To a Reader
I’ve watched memory wound you.
I felt nothing but envy.
Having slept in wet meadows,
I was not through desiring.
Imagine January and the beach,
a bleached sky, gulls. And
look seaward: what is not there
is there, isn’t it, the huge
bird of the first light
arched above first waters
beyond our touching or intention
or the reasonable shore.
Don’t know how long I’ve thought of my scribbles as messages in bottles. It’s hard to come to terms with what truly underlies a certain disappointment, a certain longing, but Hass has done an admirable job in this poem.
The first four lines situate our speaker in what looks like a broken relationship. “I’ve watched memory wound you. / I felt nothing but envy” reads like the all-too-personal drama which can’t be understood from outside the relationship, much less within it. There’s nothing but envy, the thought that someone is doing well without you while you can’t do without them. To a degree, watching them hurt is all that’s left of love. Hass adds a curious wrinkle to this portrait: “Having slept in wet meadows / I was not through desiring.” The speaker is homeless, rootless, lost in nature. But that indicates something is natural about his being soaked in desire, in what might seem initially his artificial and awful expectations.
Imperatives lead the way to the speaker’s realization. First, “imagine January and the beach, a bleached sky, gulls.” The scene is stark; winter does not necessarily herald the beginning of spring. Instead of growth or joy, the feeling is that of a drained sky populated by scavengers. Yet we also recognize a beauty in this scene. That brings about the second imperative: “And look seaward: what is not there is there, isn’t it, the huge bird of the first light arched above first waters…”

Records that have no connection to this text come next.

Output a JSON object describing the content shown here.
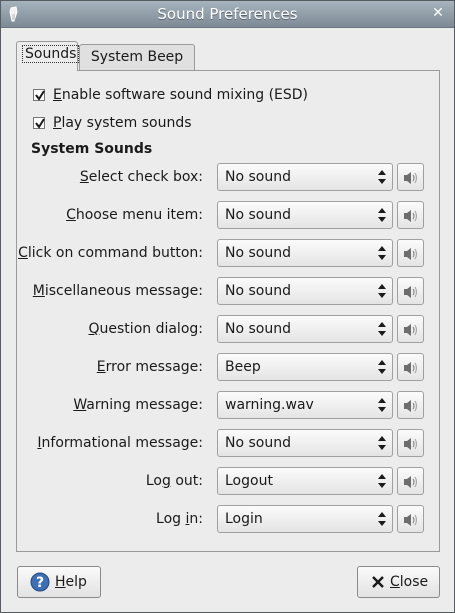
{
  "window": {
    "title": "Sound Preferences",
    "close_glyph": "✕"
  },
  "tabs": [
    {
      "label": "Sounds",
      "active": true
    },
    {
      "label": "System Beep",
      "active": false
    }
  ],
  "options": [
    {
      "mnemonic": "E",
      "rest": "nable software sound mixing (ESD)",
      "checked": true
    },
    {
      "mnemonic": "P",
      "rest": "lay system sounds",
      "checked": true
    }
  ],
  "system_sounds": {
    "heading": "System Sounds",
    "rows": [
      {
        "pre": "",
        "mnemonic": "S",
        "post": "elect check box:",
        "value": "No sound"
      },
      {
        "pre": "",
        "mnemonic": "C",
        "post": "hoose menu item:",
        "value": "No sound"
      },
      {
        "pre": "",
        "mnemonic": "C",
        "post": "lick on command button:",
        "value": "No sound"
      },
      {
        "pre": "",
        "mnemonic": "M",
        "post": "iscellaneous message:",
        "value": "No sound"
      },
      {
        "pre": "",
        "mnemonic": "Q",
        "post": "uestion dialog:",
        "value": "No sound"
      },
      {
        "pre": "",
        "mnemonic": "E",
        "post": "rror message:",
        "value": "Beep"
      },
      {
        "pre": "",
        "mnemonic": "W",
        "post": "arning message:",
        "value": "warning.wav"
      },
      {
        "pre": "",
        "mnemonic": "I",
        "post": "nformational message:",
        "value": "No sound"
      },
      {
        "pre": "Lo",
        "mnemonic": "g",
        "post": " out:",
        "value": "Logout"
      },
      {
        "pre": "Log ",
        "mnemonic": "i",
        "post": "n:",
        "value": "Login"
      }
    ]
  },
  "buttons": {
    "help": {
      "mnemonic": "H",
      "rest": "elp"
    },
    "close": {
      "mnemonic": "C",
      "rest": "lose"
    }
  },
  "icons": {
    "title": "sound-preferences-app-icon",
    "play": "speaker-play-icon",
    "help": "help-icon",
    "close": "close-icon"
  }
}
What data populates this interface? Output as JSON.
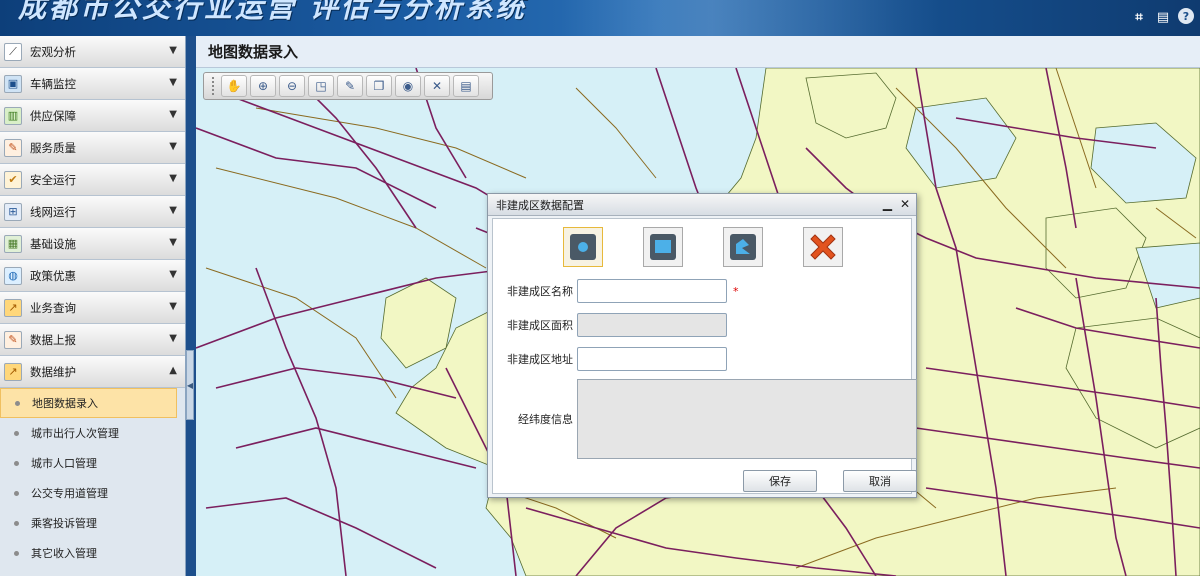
{
  "app": {
    "title": "成都市公交行业运营 评估与分析系统",
    "header_icons": [
      "crop-icon",
      "window-icon",
      "help-icon"
    ]
  },
  "sidebar": {
    "menu": [
      {
        "label": "宏观分析",
        "icon": "chart-line-icon"
      },
      {
        "label": "车辆监控",
        "icon": "bus-icon"
      },
      {
        "label": "供应保障",
        "icon": "supply-icon"
      },
      {
        "label": "服务质量",
        "icon": "pencil-icon"
      },
      {
        "label": "安全运行",
        "icon": "check-icon"
      },
      {
        "label": "线网运行",
        "icon": "network-icon"
      },
      {
        "label": "基础设施",
        "icon": "building-icon"
      },
      {
        "label": "政策优惠",
        "icon": "globe-icon"
      },
      {
        "label": "业务查询",
        "icon": "chart-up-icon"
      },
      {
        "label": "数据上报",
        "icon": "report-icon"
      },
      {
        "label": "数据维护",
        "icon": "maintenance-icon",
        "expanded": true
      }
    ],
    "submenu": [
      {
        "label": "地图数据录入",
        "active": true
      },
      {
        "label": "城市出行人次管理"
      },
      {
        "label": "城市人口管理"
      },
      {
        "label": "公交专用道管理"
      },
      {
        "label": "乘客投诉管理"
      },
      {
        "label": "其它收入管理"
      }
    ]
  },
  "main": {
    "title": "地图数据录入",
    "toolbar": [
      "pan-hand-icon",
      "zoom-in-icon",
      "zoom-out-icon",
      "full-extent-icon",
      "edit-icon",
      "layers-icon",
      "select-icon",
      "clear-icon",
      "save-map-icon"
    ]
  },
  "dialog": {
    "title": "非建成区数据配置",
    "shape_tools": [
      "point-tool",
      "rectangle-tool",
      "polygon-tool",
      "delete-tool"
    ],
    "fields": {
      "name_label": "非建成区名称",
      "area_label": "非建成区面积",
      "address_label": "非建成区地址",
      "coords_label": "经纬度信息",
      "required_mark": "*"
    },
    "save_label": "保存",
    "cancel_label": "取消"
  },
  "colors": {
    "map_water": "#d6f0f7",
    "map_land": "#f2f7c4",
    "road_primary": "#7b1f5e",
    "road_secondary": "#8a6a20",
    "banner": "#1b5ca3",
    "active_item": "#fde3a7"
  }
}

The two imperatives are really one. Going elsewhere and looking, trying to see beyond one’s own pain, is a matter of survival. It’s easy to romanticize the power of stepping forth in this small way. “The huge bird of the first light arched above first waters” vaguely recalls Creation, a world born from divine love. We might be tempted to say the speaker has realized his place in the cosmos and is humbled. It’s not quite that simple, though. He knows himself to be resentful, but the outstanding question is why he was petty and angry in the first place.
Love means something can be lost. It means there are things at stake, that things may not work out. It means there are expectations and longings, and there always have been expectations and longings. “What is not there is there, isn’t it” is the speaker talking to his particular audience, trying to show her what he sees. I don’t think he’s doing this for the sake of attempting to repair a broken relationship. It didn’t work out not because “it wasn’t meant to be,” but precisely because it could have been. Our seemingly petty pains come from a very real sense of loss, from our attempting to create a better world for ourselves and others.

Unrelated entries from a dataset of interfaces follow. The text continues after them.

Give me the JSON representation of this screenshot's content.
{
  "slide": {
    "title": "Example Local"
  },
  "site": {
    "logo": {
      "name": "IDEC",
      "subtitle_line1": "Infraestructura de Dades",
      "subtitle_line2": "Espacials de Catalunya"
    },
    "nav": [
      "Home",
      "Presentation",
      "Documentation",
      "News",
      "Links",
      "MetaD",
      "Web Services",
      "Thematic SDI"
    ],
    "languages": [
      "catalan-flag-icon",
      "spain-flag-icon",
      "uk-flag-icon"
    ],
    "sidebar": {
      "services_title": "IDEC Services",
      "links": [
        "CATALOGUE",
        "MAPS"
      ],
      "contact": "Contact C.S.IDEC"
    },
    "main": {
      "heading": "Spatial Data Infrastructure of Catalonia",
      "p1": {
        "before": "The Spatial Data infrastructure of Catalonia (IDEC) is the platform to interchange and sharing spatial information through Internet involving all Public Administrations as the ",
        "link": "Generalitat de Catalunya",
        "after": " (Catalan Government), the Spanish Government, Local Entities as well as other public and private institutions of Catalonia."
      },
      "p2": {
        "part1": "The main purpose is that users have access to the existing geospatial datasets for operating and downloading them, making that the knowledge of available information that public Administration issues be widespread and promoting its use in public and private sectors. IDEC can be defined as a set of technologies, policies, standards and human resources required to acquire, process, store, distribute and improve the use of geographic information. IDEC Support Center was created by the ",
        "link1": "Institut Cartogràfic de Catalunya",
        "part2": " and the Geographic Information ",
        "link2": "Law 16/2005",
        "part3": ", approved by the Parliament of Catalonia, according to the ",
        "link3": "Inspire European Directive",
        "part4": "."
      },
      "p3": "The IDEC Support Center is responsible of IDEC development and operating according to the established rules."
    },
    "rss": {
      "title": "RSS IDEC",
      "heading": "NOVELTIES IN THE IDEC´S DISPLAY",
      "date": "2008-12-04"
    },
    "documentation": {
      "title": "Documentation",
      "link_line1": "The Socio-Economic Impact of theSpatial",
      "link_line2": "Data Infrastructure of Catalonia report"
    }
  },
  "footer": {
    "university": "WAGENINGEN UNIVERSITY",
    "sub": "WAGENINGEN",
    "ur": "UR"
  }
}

Thus a gull in the early morning, when the water is calm, appears momentous. We hurt and try and create for difficult reasons. We let go because difficulties can become insurmountable. To let go doesn’t always have to be angry, obsessed with the justice of one’s cause. When you realize we’re each trying to create something for ourselves, the world is a blank slate with something bittersweet and hopeful about it. A desire flies away, beyond touch, beyond any specific intent, beyond our reason but glimpsed by our reason, to be possibly understood later.